Web page and app entries
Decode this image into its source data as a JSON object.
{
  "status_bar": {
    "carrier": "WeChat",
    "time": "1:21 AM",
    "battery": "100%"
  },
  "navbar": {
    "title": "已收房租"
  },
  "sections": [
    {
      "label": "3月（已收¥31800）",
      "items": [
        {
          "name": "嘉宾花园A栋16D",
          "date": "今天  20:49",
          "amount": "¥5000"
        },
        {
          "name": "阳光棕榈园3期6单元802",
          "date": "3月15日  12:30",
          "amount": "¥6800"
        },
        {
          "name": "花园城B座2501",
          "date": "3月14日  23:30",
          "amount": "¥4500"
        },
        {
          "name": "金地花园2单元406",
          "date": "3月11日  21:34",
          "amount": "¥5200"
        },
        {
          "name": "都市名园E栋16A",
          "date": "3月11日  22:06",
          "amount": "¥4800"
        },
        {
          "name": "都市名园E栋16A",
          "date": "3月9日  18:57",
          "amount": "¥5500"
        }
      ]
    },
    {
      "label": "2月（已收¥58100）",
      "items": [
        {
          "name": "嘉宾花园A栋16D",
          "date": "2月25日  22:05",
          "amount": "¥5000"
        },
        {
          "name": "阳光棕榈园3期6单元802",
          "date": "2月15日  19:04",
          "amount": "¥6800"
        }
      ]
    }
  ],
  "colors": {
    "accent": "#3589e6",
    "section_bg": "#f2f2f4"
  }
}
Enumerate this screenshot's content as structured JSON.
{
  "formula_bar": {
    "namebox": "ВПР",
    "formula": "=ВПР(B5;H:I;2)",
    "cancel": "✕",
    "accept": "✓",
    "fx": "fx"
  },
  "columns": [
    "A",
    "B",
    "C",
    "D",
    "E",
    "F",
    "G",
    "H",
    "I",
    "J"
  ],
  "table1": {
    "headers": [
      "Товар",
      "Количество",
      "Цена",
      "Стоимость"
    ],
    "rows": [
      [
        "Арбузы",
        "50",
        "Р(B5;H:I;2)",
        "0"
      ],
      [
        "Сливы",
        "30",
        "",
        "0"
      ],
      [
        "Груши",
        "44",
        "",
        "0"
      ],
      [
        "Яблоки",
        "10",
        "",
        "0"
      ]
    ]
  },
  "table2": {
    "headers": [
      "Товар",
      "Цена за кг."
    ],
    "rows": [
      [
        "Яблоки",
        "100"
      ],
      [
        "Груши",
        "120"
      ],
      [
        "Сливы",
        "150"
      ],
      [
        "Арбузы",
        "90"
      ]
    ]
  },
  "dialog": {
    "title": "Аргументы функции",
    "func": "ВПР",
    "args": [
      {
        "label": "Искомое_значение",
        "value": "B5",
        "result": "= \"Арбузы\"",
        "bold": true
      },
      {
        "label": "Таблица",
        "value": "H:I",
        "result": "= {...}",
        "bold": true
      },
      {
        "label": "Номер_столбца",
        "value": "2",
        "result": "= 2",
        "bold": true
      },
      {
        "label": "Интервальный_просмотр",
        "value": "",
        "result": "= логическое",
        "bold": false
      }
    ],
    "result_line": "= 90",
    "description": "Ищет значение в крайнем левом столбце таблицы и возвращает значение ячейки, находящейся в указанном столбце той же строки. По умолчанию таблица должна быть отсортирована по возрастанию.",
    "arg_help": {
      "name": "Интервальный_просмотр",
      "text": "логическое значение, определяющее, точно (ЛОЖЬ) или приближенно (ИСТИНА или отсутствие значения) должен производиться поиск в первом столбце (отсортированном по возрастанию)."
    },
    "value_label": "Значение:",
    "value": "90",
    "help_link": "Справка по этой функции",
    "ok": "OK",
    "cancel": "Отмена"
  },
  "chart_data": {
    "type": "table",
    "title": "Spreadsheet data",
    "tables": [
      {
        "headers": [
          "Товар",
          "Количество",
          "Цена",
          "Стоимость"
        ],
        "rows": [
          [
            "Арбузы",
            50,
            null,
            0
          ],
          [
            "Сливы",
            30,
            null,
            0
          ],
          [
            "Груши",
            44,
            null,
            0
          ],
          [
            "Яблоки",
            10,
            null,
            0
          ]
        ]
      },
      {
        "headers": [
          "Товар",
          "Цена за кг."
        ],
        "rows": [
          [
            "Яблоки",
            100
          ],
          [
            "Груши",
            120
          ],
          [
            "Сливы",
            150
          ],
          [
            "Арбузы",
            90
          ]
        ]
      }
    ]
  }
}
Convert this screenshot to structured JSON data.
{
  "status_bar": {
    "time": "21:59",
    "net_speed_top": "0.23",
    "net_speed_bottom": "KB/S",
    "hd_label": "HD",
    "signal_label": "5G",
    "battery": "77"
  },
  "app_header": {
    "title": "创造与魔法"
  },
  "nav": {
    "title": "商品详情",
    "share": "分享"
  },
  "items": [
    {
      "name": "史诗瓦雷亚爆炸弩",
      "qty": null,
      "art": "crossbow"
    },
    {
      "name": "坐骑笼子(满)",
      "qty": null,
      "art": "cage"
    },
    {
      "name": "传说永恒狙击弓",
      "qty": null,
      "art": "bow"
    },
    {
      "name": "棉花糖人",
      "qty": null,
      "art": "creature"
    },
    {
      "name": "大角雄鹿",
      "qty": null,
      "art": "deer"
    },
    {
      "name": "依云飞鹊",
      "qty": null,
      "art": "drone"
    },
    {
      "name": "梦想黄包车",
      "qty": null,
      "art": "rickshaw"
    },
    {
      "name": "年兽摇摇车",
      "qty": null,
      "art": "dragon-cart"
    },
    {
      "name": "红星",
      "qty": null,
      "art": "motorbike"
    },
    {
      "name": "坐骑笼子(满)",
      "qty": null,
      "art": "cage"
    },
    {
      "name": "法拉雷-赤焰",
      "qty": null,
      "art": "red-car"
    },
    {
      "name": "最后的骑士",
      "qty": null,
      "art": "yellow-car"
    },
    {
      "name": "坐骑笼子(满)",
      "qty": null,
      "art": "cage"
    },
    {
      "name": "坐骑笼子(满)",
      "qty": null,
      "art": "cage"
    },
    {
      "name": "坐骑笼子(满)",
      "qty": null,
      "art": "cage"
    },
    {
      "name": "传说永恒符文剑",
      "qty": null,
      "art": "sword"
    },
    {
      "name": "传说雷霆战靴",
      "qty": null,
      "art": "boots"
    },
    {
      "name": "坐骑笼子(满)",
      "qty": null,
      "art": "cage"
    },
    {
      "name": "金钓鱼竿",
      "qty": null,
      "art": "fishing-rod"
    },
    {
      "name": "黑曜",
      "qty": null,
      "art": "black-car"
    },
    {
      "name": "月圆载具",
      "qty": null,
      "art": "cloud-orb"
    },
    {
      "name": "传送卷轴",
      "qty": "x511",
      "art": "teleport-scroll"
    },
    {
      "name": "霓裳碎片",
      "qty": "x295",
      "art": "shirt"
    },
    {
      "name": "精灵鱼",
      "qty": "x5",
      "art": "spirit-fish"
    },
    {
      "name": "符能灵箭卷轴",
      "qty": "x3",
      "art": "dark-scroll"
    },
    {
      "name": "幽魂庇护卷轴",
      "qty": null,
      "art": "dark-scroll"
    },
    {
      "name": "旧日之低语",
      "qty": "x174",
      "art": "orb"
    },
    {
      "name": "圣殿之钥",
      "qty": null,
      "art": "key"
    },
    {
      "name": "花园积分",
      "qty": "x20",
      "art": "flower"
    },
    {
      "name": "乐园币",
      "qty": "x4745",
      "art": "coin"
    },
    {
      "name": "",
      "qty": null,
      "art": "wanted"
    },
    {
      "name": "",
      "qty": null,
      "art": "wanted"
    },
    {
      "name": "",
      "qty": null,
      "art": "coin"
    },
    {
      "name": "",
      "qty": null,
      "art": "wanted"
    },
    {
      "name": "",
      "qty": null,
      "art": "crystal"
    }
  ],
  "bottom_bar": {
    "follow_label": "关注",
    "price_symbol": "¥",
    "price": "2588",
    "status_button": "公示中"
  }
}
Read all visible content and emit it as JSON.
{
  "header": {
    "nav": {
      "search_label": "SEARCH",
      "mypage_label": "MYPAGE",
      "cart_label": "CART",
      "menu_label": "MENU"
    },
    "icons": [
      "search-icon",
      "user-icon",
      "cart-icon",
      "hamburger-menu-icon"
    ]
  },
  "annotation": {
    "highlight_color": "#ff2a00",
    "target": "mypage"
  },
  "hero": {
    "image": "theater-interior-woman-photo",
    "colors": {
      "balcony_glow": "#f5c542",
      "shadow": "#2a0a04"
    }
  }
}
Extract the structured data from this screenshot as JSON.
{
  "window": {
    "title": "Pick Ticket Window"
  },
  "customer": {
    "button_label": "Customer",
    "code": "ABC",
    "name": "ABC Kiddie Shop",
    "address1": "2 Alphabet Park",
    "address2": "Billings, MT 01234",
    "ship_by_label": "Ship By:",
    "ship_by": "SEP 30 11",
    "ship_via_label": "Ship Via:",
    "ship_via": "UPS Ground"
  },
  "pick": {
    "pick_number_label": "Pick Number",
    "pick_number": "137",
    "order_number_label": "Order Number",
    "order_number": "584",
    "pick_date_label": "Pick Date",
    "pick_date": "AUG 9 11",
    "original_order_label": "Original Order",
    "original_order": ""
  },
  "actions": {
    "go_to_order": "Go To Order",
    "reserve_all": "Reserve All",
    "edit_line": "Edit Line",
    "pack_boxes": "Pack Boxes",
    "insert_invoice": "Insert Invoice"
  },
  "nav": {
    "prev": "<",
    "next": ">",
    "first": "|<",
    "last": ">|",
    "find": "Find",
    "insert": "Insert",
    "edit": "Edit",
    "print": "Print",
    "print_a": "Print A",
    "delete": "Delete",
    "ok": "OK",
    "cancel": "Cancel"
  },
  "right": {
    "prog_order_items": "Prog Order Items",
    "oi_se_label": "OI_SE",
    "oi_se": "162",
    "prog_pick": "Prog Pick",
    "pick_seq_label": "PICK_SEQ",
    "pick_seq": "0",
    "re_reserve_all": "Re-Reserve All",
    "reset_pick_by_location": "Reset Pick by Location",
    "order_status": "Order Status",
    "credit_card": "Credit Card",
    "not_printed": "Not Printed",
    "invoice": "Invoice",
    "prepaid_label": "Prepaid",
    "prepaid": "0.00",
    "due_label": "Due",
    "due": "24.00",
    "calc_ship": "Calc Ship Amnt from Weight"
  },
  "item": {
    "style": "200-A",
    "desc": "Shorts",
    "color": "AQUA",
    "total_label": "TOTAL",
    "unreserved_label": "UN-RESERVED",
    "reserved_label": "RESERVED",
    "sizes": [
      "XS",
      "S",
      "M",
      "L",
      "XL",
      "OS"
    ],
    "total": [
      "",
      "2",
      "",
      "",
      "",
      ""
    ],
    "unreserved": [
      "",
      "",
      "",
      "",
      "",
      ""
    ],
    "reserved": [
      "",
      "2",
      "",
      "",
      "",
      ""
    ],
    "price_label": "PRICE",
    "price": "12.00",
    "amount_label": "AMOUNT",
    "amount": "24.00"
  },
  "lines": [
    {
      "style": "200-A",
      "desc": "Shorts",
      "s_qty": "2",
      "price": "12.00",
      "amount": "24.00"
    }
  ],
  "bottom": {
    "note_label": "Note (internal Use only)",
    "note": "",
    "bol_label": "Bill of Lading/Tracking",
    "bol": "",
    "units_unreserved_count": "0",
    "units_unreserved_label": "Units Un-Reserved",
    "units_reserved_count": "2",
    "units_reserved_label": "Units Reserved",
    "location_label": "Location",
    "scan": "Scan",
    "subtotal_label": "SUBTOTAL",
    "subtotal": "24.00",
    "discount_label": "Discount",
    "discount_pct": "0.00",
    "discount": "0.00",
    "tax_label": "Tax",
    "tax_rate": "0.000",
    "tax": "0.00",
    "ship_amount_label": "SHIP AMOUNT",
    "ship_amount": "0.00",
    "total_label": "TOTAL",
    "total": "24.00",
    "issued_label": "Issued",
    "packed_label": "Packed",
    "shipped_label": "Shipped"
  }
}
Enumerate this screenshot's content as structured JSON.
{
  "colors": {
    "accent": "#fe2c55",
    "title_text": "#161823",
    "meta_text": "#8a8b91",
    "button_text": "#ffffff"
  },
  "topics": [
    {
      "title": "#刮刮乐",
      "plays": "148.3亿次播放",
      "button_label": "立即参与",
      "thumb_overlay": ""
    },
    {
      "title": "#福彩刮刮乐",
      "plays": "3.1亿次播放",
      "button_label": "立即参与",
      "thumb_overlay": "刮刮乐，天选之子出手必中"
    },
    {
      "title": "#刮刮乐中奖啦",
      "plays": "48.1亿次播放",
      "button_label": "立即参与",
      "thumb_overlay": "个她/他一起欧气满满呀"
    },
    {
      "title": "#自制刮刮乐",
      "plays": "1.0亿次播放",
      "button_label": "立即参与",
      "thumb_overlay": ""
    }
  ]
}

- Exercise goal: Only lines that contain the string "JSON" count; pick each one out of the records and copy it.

- Output for this task:
Decode this image into its source data as a JSON object.
Enumerate this screenshot's content as structured JSON.
Convert this screenshot to structured JSON data.
Read all visible content and emit it as JSON.
Extract the structured data from this screenshot as JSON.
Enumerate this screenshot's content as structured JSON.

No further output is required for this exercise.